Records to process.
· · · · ·

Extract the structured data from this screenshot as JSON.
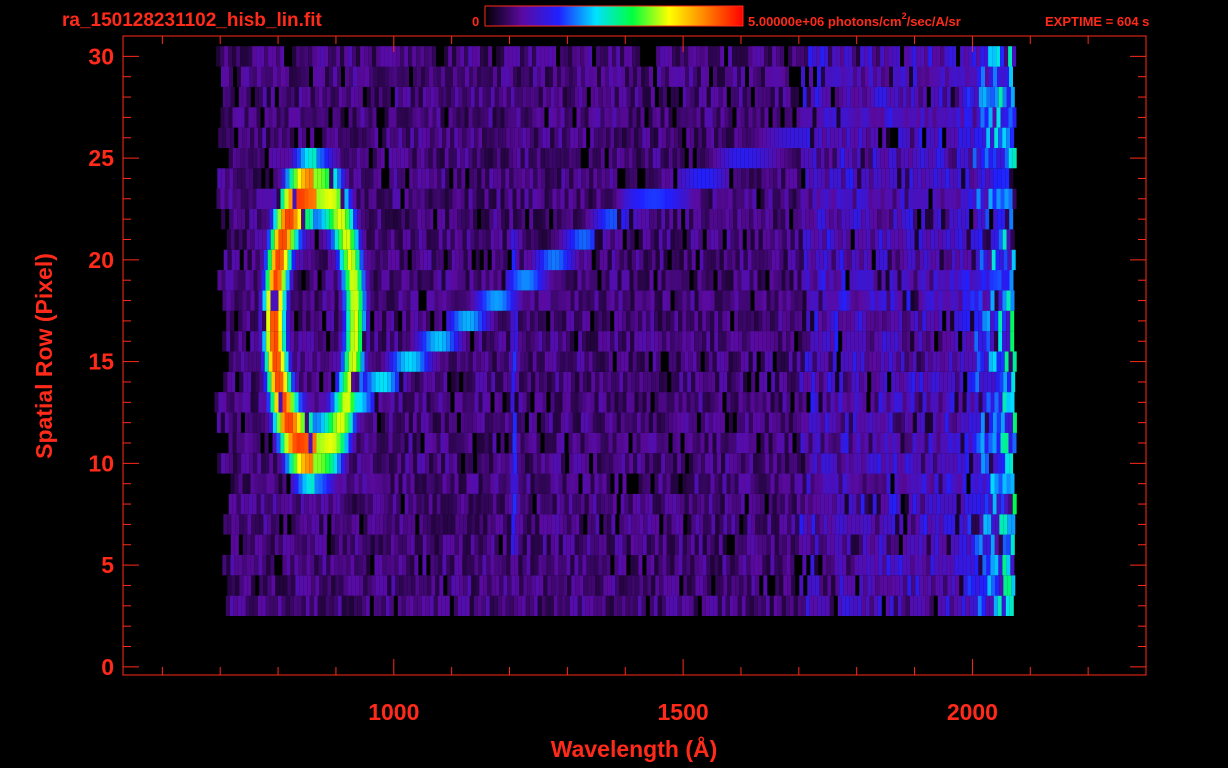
{
  "header": {
    "filename": "ra_150128231102_hisb_lin.fit",
    "colorbar_min": "0",
    "colorbar_max_prefix": "5.00000e+06 photons/cm",
    "colorbar_max_sup": "2",
    "colorbar_max_suffix": "/sec/A/sr",
    "exptime": "EXPTIME = 604 s"
  },
  "colors": {
    "axis": "#ff2a1a",
    "background": "#000000",
    "colormap": [
      "#000000",
      "#5a0aa0",
      "#2020ff",
      "#00e0ff",
      "#00ff40",
      "#ffff00",
      "#ff8000",
      "#ff0000"
    ]
  },
  "chart_data": {
    "type": "heatmap",
    "title": "",
    "xlabel": "Wavelength (Å)",
    "ylabel": "Spatial Row (Pixel)",
    "xlim": [
      532,
      2300
    ],
    "ylim": [
      -0.4,
      31
    ],
    "x_ticks": [
      1000,
      1500,
      2000
    ],
    "x_tick_labels": [
      "1000",
      "1500",
      "2000"
    ],
    "y_ticks": [
      0,
      5,
      10,
      15,
      20,
      25,
      30
    ],
    "y_tick_labels": [
      "0",
      "5",
      "10",
      "15",
      "20",
      "25",
      "30"
    ],
    "grid": false,
    "colorbar": {
      "min": 0,
      "max": 5000000,
      "units": "photons/cm^2/sec/A/sr"
    },
    "rows": {
      "min": 0,
      "max": 30
    },
    "features": [
      {
        "name_visible": false,
        "kind": "ring",
        "center_x": 860,
        "center_row": 17,
        "x_radius": 70,
        "row_radius": 6.5,
        "intensity": 0.85
      },
      {
        "name_visible": false,
        "kind": "diagonal_band",
        "points": [
          [
            930,
            13
          ],
          [
            1000,
            14.5
          ],
          [
            1100,
            16.5
          ],
          [
            1200,
            18.5
          ],
          [
            1300,
            20.5
          ],
          [
            1400,
            22.5
          ],
          [
            1500,
            23.5
          ],
          [
            1600,
            25
          ],
          [
            1700,
            26
          ],
          [
            1800,
            27.5
          ]
        ],
        "intensity": 0.45
      },
      {
        "name_visible": false,
        "kind": "vertical_line",
        "x": 1205,
        "row_from": 6,
        "row_to": 22,
        "intensity": 0.3
      },
      {
        "name_visible": false,
        "kind": "edge_brightening",
        "x_from": 1900,
        "x_to": 2070,
        "intensity": 0.45
      }
    ],
    "data_extent": {
      "x_min": 700,
      "x_max": 2070,
      "row_min": 3,
      "row_max": 30
    }
  }
}
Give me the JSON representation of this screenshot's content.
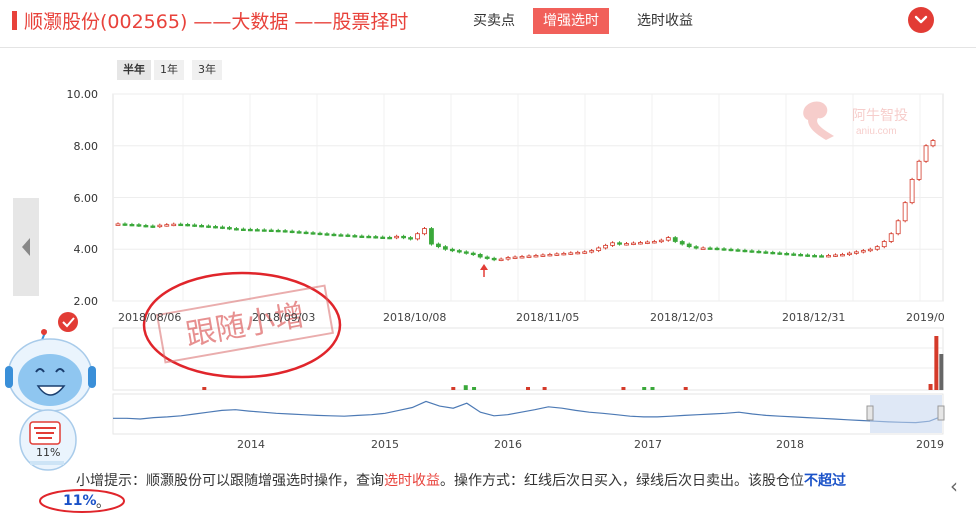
{
  "header": {
    "title": "顺灏股份(002565) ——大数据 ——股票择时",
    "tabs": [
      {
        "label": "买卖点",
        "active": false
      },
      {
        "label": "增强选时",
        "active": true
      },
      {
        "label": "选时收益",
        "active": false
      }
    ]
  },
  "range_buttons": [
    "半年",
    "1年",
    "3年"
  ],
  "watermark": {
    "brand_cn": "阿牛智投",
    "brand_en": "aniu.com"
  },
  "stamp_text": "跟随小增",
  "mascot": {
    "position_label": "11%"
  },
  "tip": {
    "prefix": "小增提示：顺灏股份可以跟随增强选时操作，查询",
    "link": "选时收益",
    "middle": "。操作方式：红线后次日买入，绿线后次日卖出。该股仓位",
    "highlight_a": "不超过",
    "highlight_b": "11%",
    "tail": "。"
  },
  "colors": {
    "brand_red": "#e8423b",
    "up": "#d43a2a",
    "down": "#3aa83a",
    "navigator_line": "#4d7ab5"
  },
  "chart_data": {
    "type": "candlestick",
    "y_ticks": [
      "10.00",
      "8.00",
      "6.00",
      "4.00",
      "2.00"
    ],
    "ylim": [
      2,
      10
    ],
    "x_ticks": [
      "2018/08/06",
      "2018/09/03",
      "2018/10/08",
      "2018/11/05",
      "2018/12/03",
      "2018/12/31",
      "2019/0"
    ],
    "grid": true,
    "close_series": [
      4.98,
      4.96,
      4.95,
      4.92,
      4.9,
      4.88,
      4.93,
      4.95,
      4.97,
      4.96,
      4.94,
      4.92,
      4.9,
      4.88,
      4.86,
      4.84,
      4.8,
      4.78,
      4.77,
      4.76,
      4.75,
      4.74,
      4.73,
      4.72,
      4.7,
      4.68,
      4.66,
      4.64,
      4.62,
      4.6,
      4.58,
      4.56,
      4.55,
      4.53,
      4.51,
      4.5,
      4.49,
      4.47,
      4.46,
      4.45,
      4.5,
      4.45,
      4.4,
      4.6,
      4.8,
      4.2,
      4.1,
      4.0,
      3.95,
      3.9,
      3.85,
      3.8,
      3.7,
      3.65,
      3.6,
      3.62,
      3.68,
      3.7,
      3.72,
      3.74,
      3.76,
      3.78,
      3.8,
      3.82,
      3.84,
      3.86,
      3.88,
      3.9,
      3.95,
      4.05,
      4.15,
      4.25,
      4.2,
      4.22,
      4.24,
      4.26,
      4.28,
      4.3,
      4.35,
      4.45,
      4.3,
      4.2,
      4.1,
      4.05,
      4.05,
      4.04,
      4.02,
      4.0,
      3.98,
      3.96,
      3.94,
      3.92,
      3.9,
      3.88,
      3.86,
      3.84,
      3.82,
      3.8,
      3.78,
      3.76,
      3.75,
      3.74,
      3.76,
      3.78,
      3.8,
      3.85,
      3.9,
      3.95,
      4.0,
      4.1,
      4.3,
      4.6,
      5.1,
      5.8,
      6.7,
      7.4,
      8.0,
      8.2
    ],
    "volume_bars": [
      {
        "x_frac": 0.11,
        "v": 0.05,
        "c": "up"
      },
      {
        "x_frac": 0.41,
        "v": 0.05,
        "c": "up"
      },
      {
        "x_frac": 0.425,
        "v": 0.08,
        "c": "down"
      },
      {
        "x_frac": 0.435,
        "v": 0.05,
        "c": "down"
      },
      {
        "x_frac": 0.5,
        "v": 0.05,
        "c": "up"
      },
      {
        "x_frac": 0.52,
        "v": 0.05,
        "c": "up"
      },
      {
        "x_frac": 0.615,
        "v": 0.05,
        "c": "up"
      },
      {
        "x_frac": 0.64,
        "v": 0.05,
        "c": "down"
      },
      {
        "x_frac": 0.65,
        "v": 0.05,
        "c": "down"
      },
      {
        "x_frac": 0.69,
        "v": 0.05,
        "c": "up"
      },
      {
        "x_frac": 0.985,
        "v": 0.1,
        "c": "up"
      },
      {
        "x_frac": 0.992,
        "v": 0.9,
        "c": "up"
      },
      {
        "x_frac": 0.998,
        "v": 0.6,
        "c": "gray"
      }
    ],
    "navigator": {
      "x_ticks": [
        "2014",
        "2015",
        "2016",
        "2017",
        "2018",
        "2019"
      ],
      "series": [
        0.38,
        0.38,
        0.36,
        0.4,
        0.42,
        0.45,
        0.5,
        0.55,
        0.6,
        0.62,
        0.58,
        0.55,
        0.52,
        0.5,
        0.48,
        0.46,
        0.45,
        0.44,
        0.46,
        0.48,
        0.52,
        0.6,
        0.68,
        0.85,
        0.72,
        0.66,
        0.8,
        0.55,
        0.45,
        0.48,
        0.55,
        0.62,
        0.7,
        0.66,
        0.6,
        0.55,
        0.52,
        0.48,
        0.44,
        0.42,
        0.42,
        0.44,
        0.46,
        0.48,
        0.5,
        0.52,
        0.55,
        0.5,
        0.46,
        0.44,
        0.42,
        0.4,
        0.38,
        0.36,
        0.34,
        0.32,
        0.3,
        0.28,
        0.27,
        0.26,
        0.3,
        0.45
      ]
    }
  }
}
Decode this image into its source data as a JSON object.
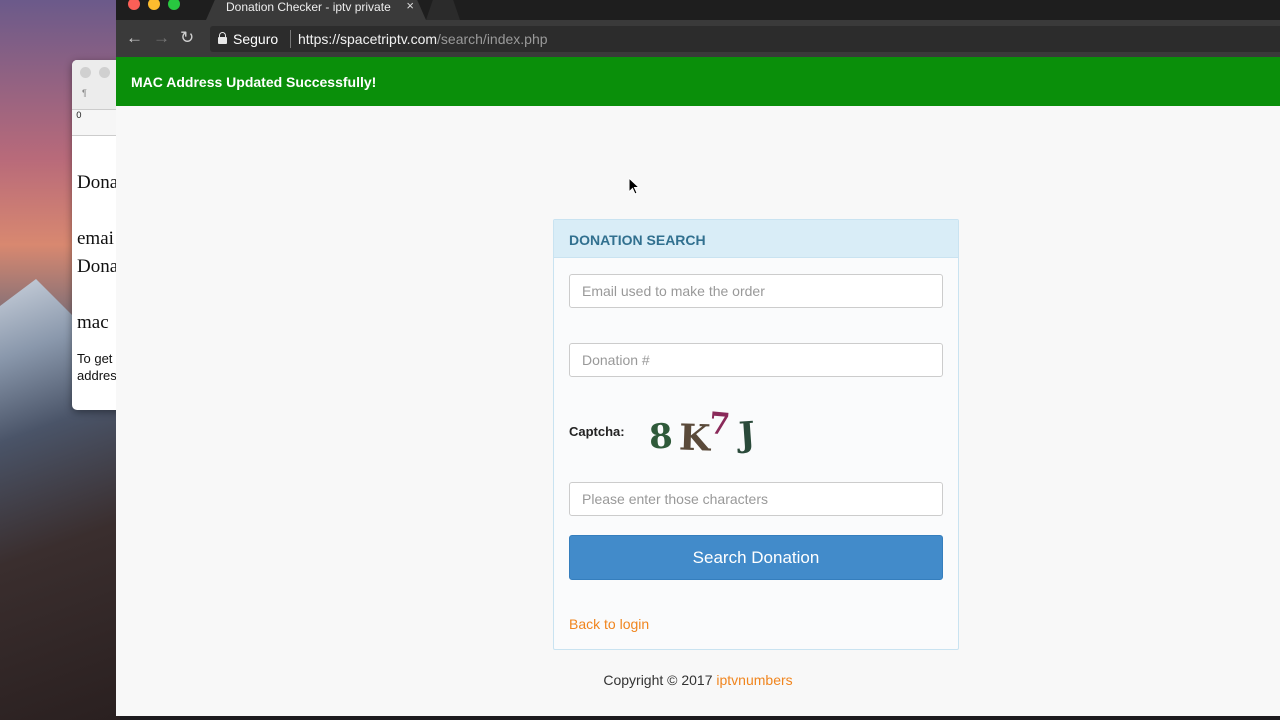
{
  "background_doc": {
    "lines": [
      "Dona",
      "emai",
      "Dona",
      "mac",
      "To get",
      "addres"
    ],
    "ruler_mark": "0",
    "para_mark": "¶"
  },
  "browser": {
    "tab": {
      "title": "Donation Checker - iptv private",
      "close": "×"
    },
    "nav": {
      "back": "←",
      "forward": "→",
      "reload": "↻"
    },
    "address": {
      "secure_label": "Seguro",
      "url_host": "https://spacetriptv.com",
      "url_path": "/search/index.php"
    }
  },
  "alert": {
    "message": "MAC Address Updated Successfully!",
    "color": "#0a8f0a"
  },
  "form": {
    "title": "DONATION SEARCH",
    "email": {
      "placeholder": "Email used to make the order",
      "value": ""
    },
    "donation": {
      "placeholder": "Donation #",
      "value": ""
    },
    "captcha": {
      "label": "Captcha:",
      "characters": [
        "8",
        "K",
        "7",
        "J"
      ],
      "input_placeholder": "Please enter those characters"
    },
    "submit_label": "Search Donation",
    "back_link": "Back to login"
  },
  "footer": {
    "text": "Copyright © 2017",
    "link": "iptvnumbers"
  },
  "colors": {
    "primary": "#428bca",
    "link": "#f0851e",
    "panel_heading": "#31708f"
  }
}
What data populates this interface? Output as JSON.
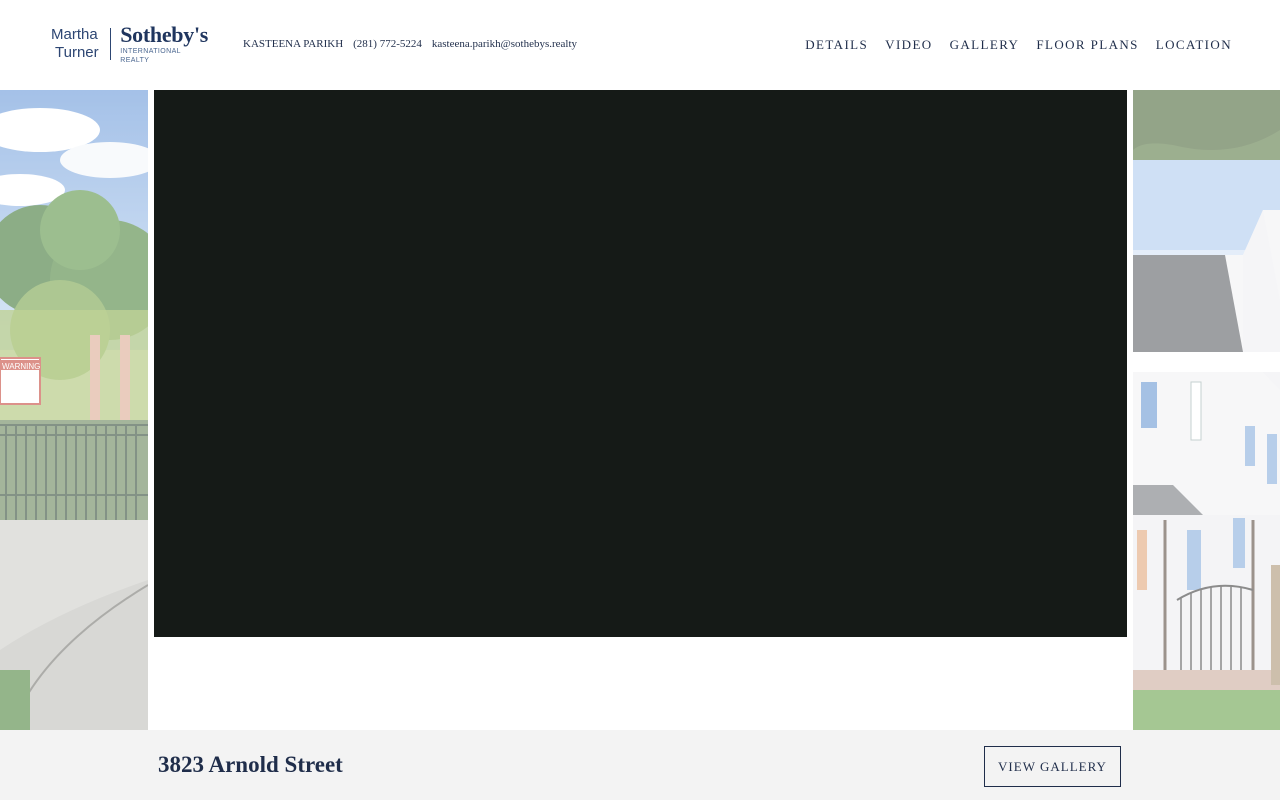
{
  "logo": {
    "left_line1": "Martha",
    "left_line2": "Turner",
    "right_big": "Sotheby's",
    "right_small": "INTERNATIONAL REALTY"
  },
  "agent": {
    "name": "KASTEENA PARIKH",
    "phone": "(281) 772-5224",
    "email": "kasteena.parikh@sothebys.realty"
  },
  "nav": {
    "details": "DETAILS",
    "video": "VIDEO",
    "gallery": "GALLERY",
    "floor_plans": "FLOOR PLANS",
    "location": "LOCATION"
  },
  "gallery": {
    "left_sign_text": "WARNING",
    "video_state": "black video player"
  },
  "footer": {
    "address": "3823 Arnold Street",
    "view_gallery": "VIEW GALLERY"
  },
  "colors": {
    "brand_navy": "#1f2d4a",
    "video_bg": "#151a17",
    "footer_bg": "#f3f3f3"
  }
}
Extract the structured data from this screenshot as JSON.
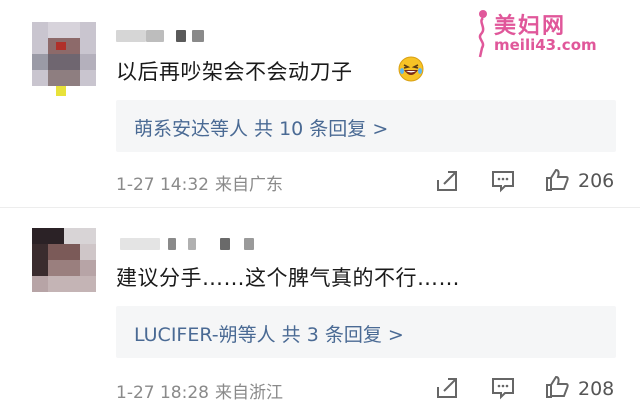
{
  "watermark": {
    "title": "美妇网",
    "url": "meili43.com"
  },
  "comments": [
    {
      "text": "以后再吵架会不会动刀子",
      "emoji": "laughing-crying-emoji",
      "reply_user": "萌系安达",
      "reply_suffix": "等人 共 10 条回复 >",
      "time": "1-27 14:32",
      "location": "来自广东",
      "likes": "206"
    },
    {
      "text": "建议分手……这个脾气真的不行……",
      "reply_user": "LUCIFER-朔",
      "reply_suffix": "等人 共 3 条回复 >",
      "time": "1-27 18:28",
      "location": "来自浙江",
      "likes": "208"
    }
  ],
  "icons": {
    "share": "share-icon",
    "comment": "comment-icon",
    "like": "thumbs-up-icon"
  },
  "colors": {
    "link": "#4a6a94",
    "meta": "#8a8a8a",
    "reply_bg": "#f5f6f7",
    "watermark": "#e0579a"
  }
}
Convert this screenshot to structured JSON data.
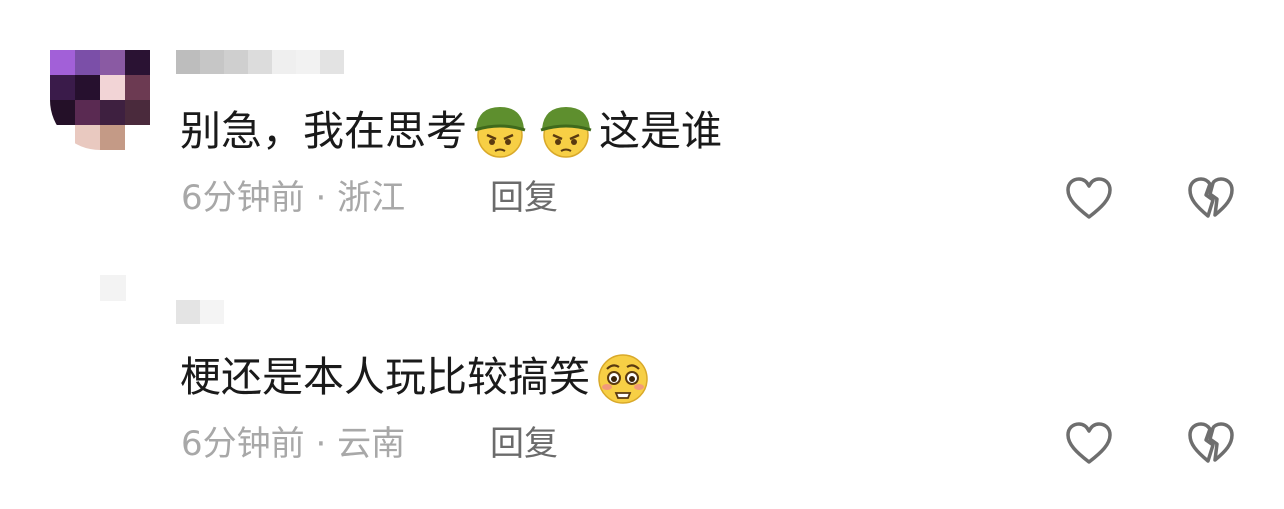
{
  "comments": [
    {
      "text_parts": [
        "别急，我在思考",
        "这是谁"
      ],
      "emojis": [
        "thinking-helmet-emoji",
        "thinking-helmet-emoji"
      ],
      "time": "6分钟前",
      "separator": "·",
      "location": "浙江",
      "reply_label": "回复"
    },
    {
      "text_parts": [
        "梗还是本人玩比较搞笑"
      ],
      "emojis": [
        "pleading-emoji"
      ],
      "time": "6分钟前",
      "separator": "·",
      "location": "云南",
      "reply_label": "回复"
    }
  ],
  "icons": {
    "like": "heart-outline-icon",
    "dislike": "broken-heart-outline-icon"
  },
  "colors": {
    "meta_text": "#a8a8a8",
    "reply_text": "#6b6b6b",
    "icon_stroke": "#6e6e6e",
    "emoji_face": "#f7cf45",
    "emoji_helmet": "#5e8f2e"
  }
}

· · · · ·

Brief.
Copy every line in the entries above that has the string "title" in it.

Response for this exercise.
    "title": "",
    "title": "顺灏股份(002565) ——大数据 ——股票择时",
      "title": "Donation Checker - iptv private",
    "title": "DONATION SEARCH",
    "title": "美妇网",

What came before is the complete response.